Carlson’s outreach, research transforms CRESMET
Marilyn Carlson, who has brought national prominence to the Center for Research on Education in Science, Mathematics, Engineering and Technology (CRESMET) in her five years as director, will return to the ASU mathematics faculty July 1.
Carlson has been a dynamic force for change since joining ASU in 1995, almost single-handedly building the First Year Mathematics program before joining CRESMET in 2003. At CRESMET, she has advanced research, particularly in the area of math education, and has taken the center to a level of national renown.
“In a major accomplishment, she has racheted up the reputation of CRESMET across the campus and nationally, and has done a marvelous job of increasing the amount of funding,” says George Hynd, senior vice provost for education and innovation and dean of the Mary Lou Fulton College of Education. “I knew about CRESMET when I was dean of education at Purdue. It has served as a model for developing centers at major universities that help faculty connect across disciplines.”
CRESMET is an interdisciplinary research center that produces new knowledge to improve the education of all students in science, mathematics, engineering and technology (STEM). Teams from across campus develop, refine and share products that support better instruction in the four fields.
Carlson is the recipient and principal investigator for CRESMET’s largest current initiative, Project Pathways, a $12.5 million, five-year research effort funded by the National Science Foundation to produce and test a new model for enhancing instruction of precalculus math and science in grades 9-12.
Her work has focused on how students learn central concepts of mathematics, particularly functions. She has received an NSF CAREER Award and an NSF Teacher Professional Continuum Grant, and has been on the Governor’s Council on Innovation and Technology.
James Middleton, who recently was appointed associate senior vice provost for STEM education improvement, will serve as interim director until a new director is appointed.
Middleton, who is a longtime colleague of Carlson, praised her work in the community, as well as her transformative research.
“At CRESMET, Dr. Carlson has focused attention on relationships with our local school partners and has worked tirelessly to create opportunities for teachers to benefit from the expertise of ASU faculty,” he says. “In addition, she has continued to work extensively in the reform of undergraduate mathematics.
“She is one of our top faculty working in education in terms of external funding and national reputation.
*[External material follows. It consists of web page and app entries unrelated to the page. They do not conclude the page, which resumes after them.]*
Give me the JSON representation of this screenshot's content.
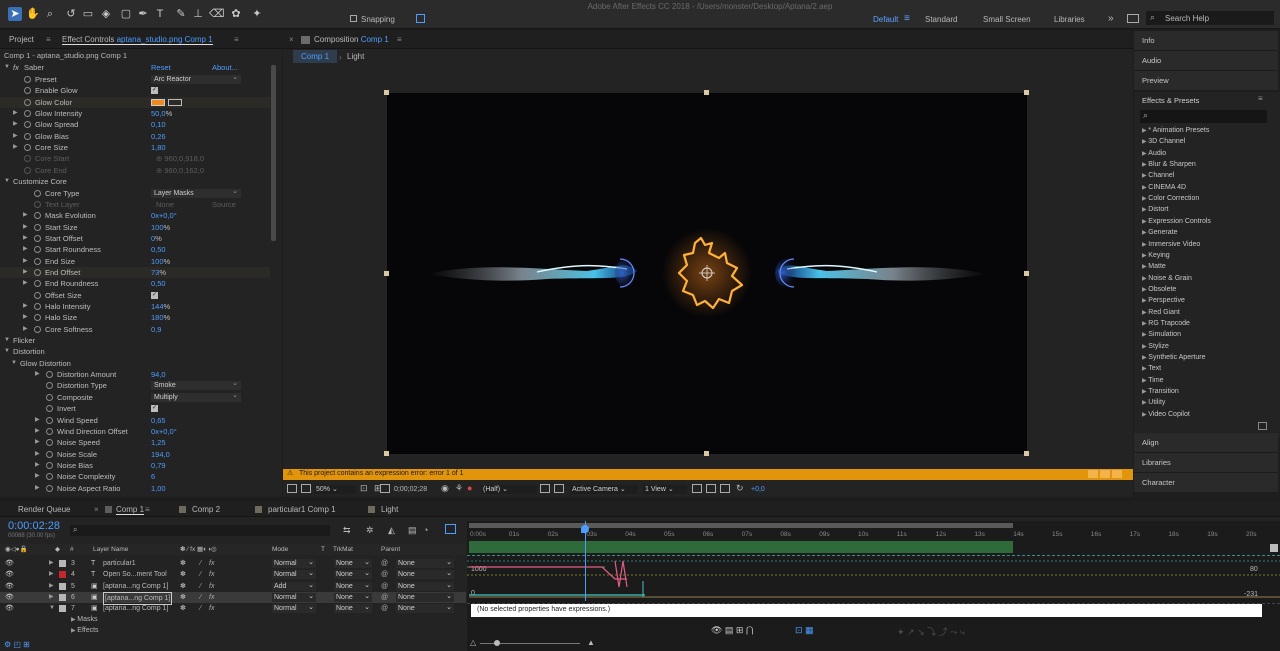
{
  "window_title": "Adobe After Effects CC 2018 - /Users/monster/Desktop/Aptana/2.aep",
  "toolbar": {
    "snapping_label": "Snapping",
    "workspaces": [
      "Default",
      "Standard",
      "Small Screen",
      "Libraries"
    ],
    "active_workspace": "Default",
    "search_help_placeholder": "Search Help"
  },
  "left_panel": {
    "tabs": [
      "Project",
      "Effect Controls",
      "aptana_studio.png Comp 1"
    ],
    "subtitle": "Comp 1 - aptana_studio.png Comp 1",
    "effect_name": "Saber",
    "reset_label": "Reset",
    "about_label": "About...",
    "rows": [
      {
        "label": "Preset",
        "value": "Arc Reactor",
        "kind": "dropdown"
      },
      {
        "label": "Enable Glow",
        "value": "✓",
        "kind": "checkbox"
      },
      {
        "label": "Glow Color",
        "value": "",
        "kind": "color"
      },
      {
        "label": "Glow Intensity",
        "value": "50,0",
        "unit": "%"
      },
      {
        "label": "Glow Spread",
        "value": "0,10"
      },
      {
        "label": "Glow Bias",
        "value": "0,26"
      },
      {
        "label": "Core Size",
        "value": "1,80"
      },
      {
        "label": "Core Start",
        "value": "960,0,918,0",
        "kind": "dim"
      },
      {
        "label": "Core End",
        "value": "960,0,162,0",
        "kind": "dim"
      },
      {
        "label": "Customize Core",
        "kind": "group"
      },
      {
        "label": "Core Type",
        "value": "Layer Masks",
        "kind": "dropdown"
      },
      {
        "label": "Text Layer",
        "value": "None",
        "value2": "Source",
        "kind": "dimdd"
      },
      {
        "label": "Mask Evolution",
        "value": "0x+0,0°"
      },
      {
        "label": "Start Size",
        "value": "100",
        "unit": "%"
      },
      {
        "label": "Start Offset",
        "value": "0",
        "unit": "%"
      },
      {
        "label": "Start Roundness",
        "value": "0,50"
      },
      {
        "label": "End Size",
        "value": "100",
        "unit": "%"
      },
      {
        "label": "End Offset",
        "value": "73",
        "unit": "%"
      },
      {
        "label": "End Roundness",
        "value": "0,50"
      },
      {
        "label": "Offset Size",
        "value": "✓",
        "kind": "checkbox"
      },
      {
        "label": "Halo Intensity",
        "value": "144",
        "unit": "%"
      },
      {
        "label": "Halo Size",
        "value": "180",
        "unit": "%"
      },
      {
        "label": "Core Softness",
        "value": "0,9"
      },
      {
        "label": "Flicker",
        "kind": "group"
      },
      {
        "label": "Distortion",
        "kind": "group"
      },
      {
        "label": "Glow Distortion",
        "kind": "subgroup"
      },
      {
        "label": "Distortion Amount",
        "value": "94,0"
      },
      {
        "label": "Distortion Type",
        "value": "Smoke",
        "kind": "dropdown"
      },
      {
        "label": "Composite",
        "value": "Multiply",
        "kind": "dropdown"
      },
      {
        "label": "Invert",
        "value": "✓",
        "kind": "checkbox"
      },
      {
        "label": "Wind Speed",
        "value": "0,65"
      },
      {
        "label": "Wind Direction Offset",
        "value": "0x+0,0°"
      },
      {
        "label": "Noise Speed",
        "value": "1,25"
      },
      {
        "label": "Noise Scale",
        "value": "194,0"
      },
      {
        "label": "Noise Bias",
        "value": "0,79"
      },
      {
        "label": "Noise Complexity",
        "value": "6"
      },
      {
        "label": "Noise Aspect Ratio",
        "value": "1,00"
      }
    ]
  },
  "composition": {
    "panel_label": "Composition",
    "comp_name": "Comp 1",
    "breadcrumbs": [
      "Comp 1",
      "Light"
    ],
    "warning": "This project contains an expression error: error 1 of 1",
    "zoom": "50%",
    "timecode": "0;00;02;28",
    "resolution": "(Half)",
    "camera": "Active Camera",
    "view": "1 View",
    "exposure": "+0,0"
  },
  "right_panel": {
    "items": [
      "Info",
      "Audio",
      "Preview"
    ],
    "effects_title": "Effects & Presets",
    "search_placeholder": "",
    "categories": [
      "* Animation Presets",
      "3D Channel",
      "Audio",
      "Blur & Sharpen",
      "Channel",
      "CINEMA 4D",
      "Color Correction",
      "Distort",
      "Expression Controls",
      "Generate",
      "Immersive Video",
      "Keying",
      "Matte",
      "Noise & Grain",
      "Obsolete",
      "Perspective",
      "Red Giant",
      "RG Trapcode",
      "Simulation",
      "Stylize",
      "Synthetic Aperture",
      "Text",
      "Time",
      "Transition",
      "Utility",
      "Video Copilot"
    ],
    "bottom_items": [
      "Align",
      "Libraries",
      "Character"
    ]
  },
  "timeline": {
    "tabs": [
      "Render Queue",
      "Comp 1",
      "Comp 2",
      "particular1 Comp 1",
      "Light"
    ],
    "active_tab": "Comp 1",
    "timecode": "0:00:02:28",
    "frame_info": "00088 (30.00 fps)",
    "headers": {
      "layer_name": "Layer Name",
      "mode": "Mode",
      "t": "T",
      "trkmat": "TrkMat",
      "parent": "Parent"
    },
    "layers": [
      {
        "num": "3",
        "color": "#b7b7b7",
        "icon": "T",
        "name": "particular1",
        "mode": "Normal",
        "trkmat": "None",
        "parent": "None"
      },
      {
        "num": "4",
        "color": "#c1272d",
        "icon": "T",
        "name": "Open So...ment Tool",
        "mode": "Normal",
        "trkmat": "None",
        "parent": "None"
      },
      {
        "num": "5",
        "color": "#b7b7b7",
        "icon": "▣",
        "name": "[aptana...ng Comp 1]",
        "mode": "Add",
        "trkmat": "None",
        "parent": "None"
      },
      {
        "num": "6",
        "color": "#b7b7b7",
        "icon": "▣",
        "name": "[aptana...ng Comp 1]",
        "mode": "Normal",
        "trkmat": "None",
        "parent": "None"
      },
      {
        "num": "7",
        "color": "#b7b7b7",
        "icon": "▣",
        "name": "[aptana...ng Comp 1]",
        "mode": "Normal",
        "trkmat": "None",
        "parent": "None"
      }
    ],
    "sub_items": [
      "Masks",
      "Effects"
    ],
    "ruler": [
      "0:00s",
      "01s",
      "02s",
      "03s",
      "04s",
      "05s",
      "06s",
      "07s",
      "08s",
      "09s",
      "10s",
      "11s",
      "12s",
      "13s",
      "14s",
      "15s",
      "16s",
      "17s",
      "18s",
      "19s",
      "20s"
    ],
    "graph_values": {
      "left_top": "1000",
      "left_bottom": "0",
      "right_top": "80",
      "right_bottom": "-231"
    },
    "expression_text": "(No selected properties have expressions.)"
  }
}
I am grateful for her support and collegiality over the years and, in my interim role, will work just as hard to keep CRESMET moving in a positive direction as we search for a scholar of national repute to take over where Dr. Carlson has left off.”
Hynd says Middleton will continue to encourage the collaboration of ASU faculty across the four campuses to increase the ability to respond to the nation’s needs for more math and science teachers.